The Centre in a bold move to discipline the state-owned loss making power distribution companies (discoms) announced that the ‘Letter of Credit’ should be mandatorily followed as a payment security mechanism. At the same time, it also said the discoms which default on their payment to power generators (gencos) under any long-term agreement should not be allowed to purchase short-term power from open market.
In a public statement, the ministry of power said R K Singh, minister of state for Power and New & Renewable Energy and Skill Development & Entrepreneurship has approved the proposal to make it mandatory for discoms to open and maintain adequate Letter of Credit as payment security mechanism under power purchase agreements (PPA). The nodal agency for scheduling and supply of power – National Load Despatch Centre (NLDC) and its regional units will overlook this mechanism.
“This will change the system and the sector will become viable,” Singh was quoted in the release.
Governed under the Electricity Act, long-term PPAs signed between discoms and power generators have the provision regarding maintenance of adequate Payment Security Mechanism mainly in the form of Letters of Credit by the discoms.
The ministry said despite the provision available, the Letters of Credit are not being given and there is huge outstanding on account of unpaid power bills. The dues of discoms to power gencos stood at Rs 16659 crore as on March 2019.
“If this situation persists, the Generators will not be able to pay for coal and railways rakes/transportation leading to shortfall in generation of electricity. There will thus be wide spread load shedding on account of lack of generation. It is essential therefore that all the provisions mentioned above are implemented strictly by the load dispatch centers,” said the statement.
The Centre also approved compensation to be paid by the discoms to the gencos in case of any deviation from the scheduling and despatch of power.
As most discoms are cash strapped, they do not sign any long-term PPA. In the past seven years, there hasn’t been any long term PPA issued by any discom. This impacted several privately owned gencos leading to close to 11,000 MW of stranded assets due to lack of demand.
Most of these discoms resort to short-term power purchase from power exchanges.
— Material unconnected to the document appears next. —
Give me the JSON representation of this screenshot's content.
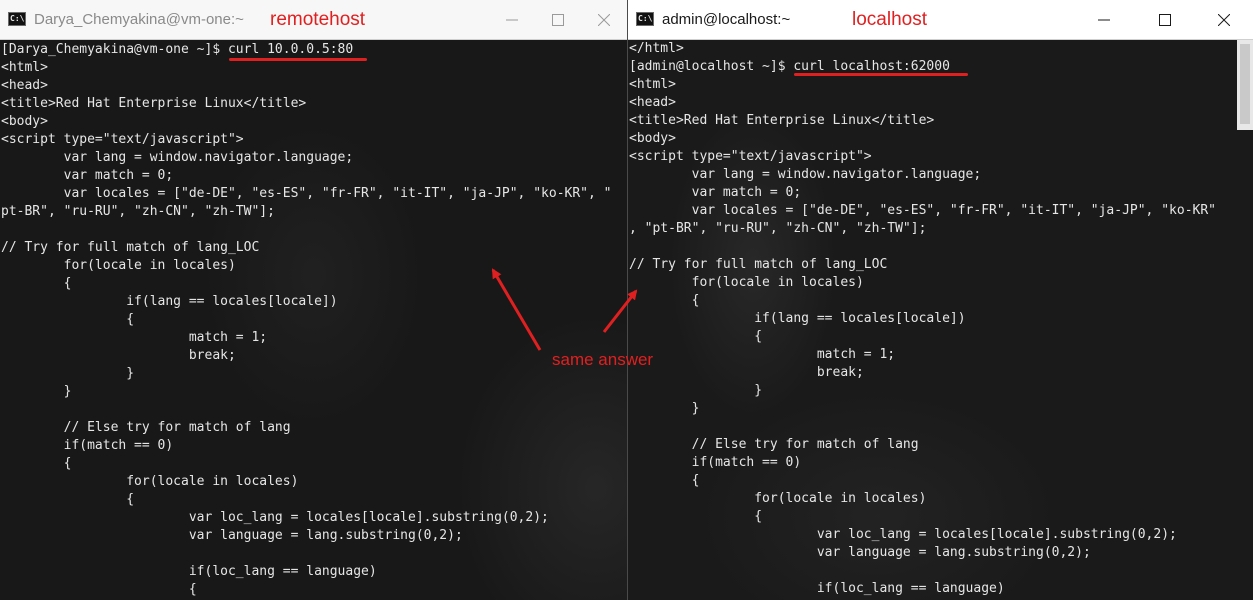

The Centre has now disallowed it. “It shall also be ensured by the Load Despatch Centre that the regulated entity, during the period of regulation, has no access to procure power from the Power Exchanges and they shall not be granted Short Term Open Access (STOA),” said the statement from the ministry.
The load dispatch centres have been asked to implement these mechanisms from August, 2019 onwards.